Shorter-term Treasuries fell as demand for haven assets declined amid a Federal Reserve-powered global stock-market rally.
Equities from Asia and Europe to Canada and Mexico rose as investors bet that lower-than-forecast job gains will convince U.S. policy makers to keep flooding the market with cheap dollars. Treasuries due in seven years and less remained lower after the U.S. sold $24 billion in three-year notes at the lowest auction yield in more than a year. Thirty-year bonds gained on demand linked to unwinding hedges for corporate-bond sales.
“It’s a bit of a risk-on move, with global equities up in this bad-is-good, central-bank dominated marketplace, where bad economic numbers means we’ll be Fed-accommodative,” said Larry Milstein, managing director in New York of government-debt trading at R.W. Pressprich & Co. “Psychologically, there’s a fear that the Fed’s going to start a tightening cycle.”
Yields on current Treasury three-year notes rose two basis points, or 0.02 percentage point, to 0.83 percent as of 5 p.m. New York time after adding three basis points on Monday. The price of the 1 percent note due in March 2018 fell 2/32, or 63 cents per $1,000 face amount, to 100 1/2.
The benchmark 10-year note yield was little changed at 1.88 percent after climbing six basis points Monday. Thirty-year bond yields fell three basis points to 2.52 percent.
The Stoxx Europe 600 Index climbed 1.6 percent, Japan’s Topix Index added 1.1 percent, the Mexican IPC Index gained 0.3 percent and Canada’s S&P/TSX Composite Index rose 0.6 percent. The Standard & Poor’s 500 slid 0.2 percent after rising as much as 0.4 percent.
Stocks gained as Minneapolis Fed President Narayana Kocherlakota said policy makers “should be extraordinarily patient about reducing the level of monetary accommodation,” and raising the fed funds rate would be a “mistake” this year.
Given the outlook for employment and low inflation, policy makers “can be both late and slow” in reducing accommodation, Kocherlakota, who doesn’t vote this year, said in a text prepared for delivery Tuesday in Bismarck, North Dakota.
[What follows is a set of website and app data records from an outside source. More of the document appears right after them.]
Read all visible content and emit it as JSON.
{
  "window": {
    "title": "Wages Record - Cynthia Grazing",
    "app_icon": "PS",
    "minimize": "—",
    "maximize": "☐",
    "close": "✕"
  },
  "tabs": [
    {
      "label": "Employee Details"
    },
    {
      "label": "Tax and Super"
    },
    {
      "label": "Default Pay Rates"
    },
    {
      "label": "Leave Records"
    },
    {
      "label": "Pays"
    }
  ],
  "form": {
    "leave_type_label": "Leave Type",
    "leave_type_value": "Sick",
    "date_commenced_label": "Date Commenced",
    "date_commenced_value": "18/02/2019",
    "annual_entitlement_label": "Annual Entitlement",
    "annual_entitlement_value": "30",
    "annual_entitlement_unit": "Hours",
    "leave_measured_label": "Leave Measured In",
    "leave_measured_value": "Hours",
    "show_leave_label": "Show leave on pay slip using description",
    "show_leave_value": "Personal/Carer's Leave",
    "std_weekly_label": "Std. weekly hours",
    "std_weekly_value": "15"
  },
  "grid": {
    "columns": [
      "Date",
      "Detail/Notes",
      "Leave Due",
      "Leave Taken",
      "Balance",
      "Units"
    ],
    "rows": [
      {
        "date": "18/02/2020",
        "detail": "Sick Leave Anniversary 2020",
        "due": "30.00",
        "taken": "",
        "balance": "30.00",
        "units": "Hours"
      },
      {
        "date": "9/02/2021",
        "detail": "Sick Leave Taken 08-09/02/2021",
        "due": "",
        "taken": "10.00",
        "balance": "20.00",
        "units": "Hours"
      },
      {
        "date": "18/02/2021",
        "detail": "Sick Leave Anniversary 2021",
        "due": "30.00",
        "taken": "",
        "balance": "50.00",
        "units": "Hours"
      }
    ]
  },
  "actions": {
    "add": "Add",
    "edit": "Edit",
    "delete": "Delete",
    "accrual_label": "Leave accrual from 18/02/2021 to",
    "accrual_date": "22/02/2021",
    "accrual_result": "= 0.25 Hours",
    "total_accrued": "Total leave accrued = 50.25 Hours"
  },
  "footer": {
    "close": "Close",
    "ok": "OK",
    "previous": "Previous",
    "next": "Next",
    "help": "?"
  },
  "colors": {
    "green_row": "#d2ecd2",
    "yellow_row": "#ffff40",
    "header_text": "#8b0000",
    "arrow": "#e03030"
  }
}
The Fed publishes minutes of its March policy meeting on Wednesday.
Treasury yields dropped April 3 after the Labor Department said U.S. payrolls increased by 126,000 in March after gaining at least 200,000 for 12 consecutive months. That, along with inflation remaining below the Fed’s 2 percent target, pushed back speculation for an interest-rate increase.
There’s a 30 percent chance policy makers will increase borrowing costs from virtually zero by their September meeting, down from 34 percent odds before the payrolls report last week, according to futures data compiled by Bloomberg.
Tuesday’s three-year notes auction was rated a “3” by five of the Fed’s 22 primary dealers on a scale of one through five.
The securities yielded 0.865 percent, the least since March 2014 and compared with an average forecast of 0.863 percent in a survey of eight primary dealers. Last month’s sale of the notes yielded 1.104 percent.
The U.S. is scheduled to sell $21 billion of 10-year notes on Wednesday, followed by $13 billion of 30-year bonds the following day.
“There are some corporate-deal pricings” driving 30-year gains, said Ian Lyngen, a government-bond strategist at CRT Capital Group LLC in Stamford, Connecticut,
Monsanto Co. sold $800 million of bonds, including $500 million of 30-year securities. Dealers underwriting corporate debt often make trades against Treasuries as a hedge to lock in interest rates on bonds they are preparing to sell, and then buy back the government debt at the end of the deal.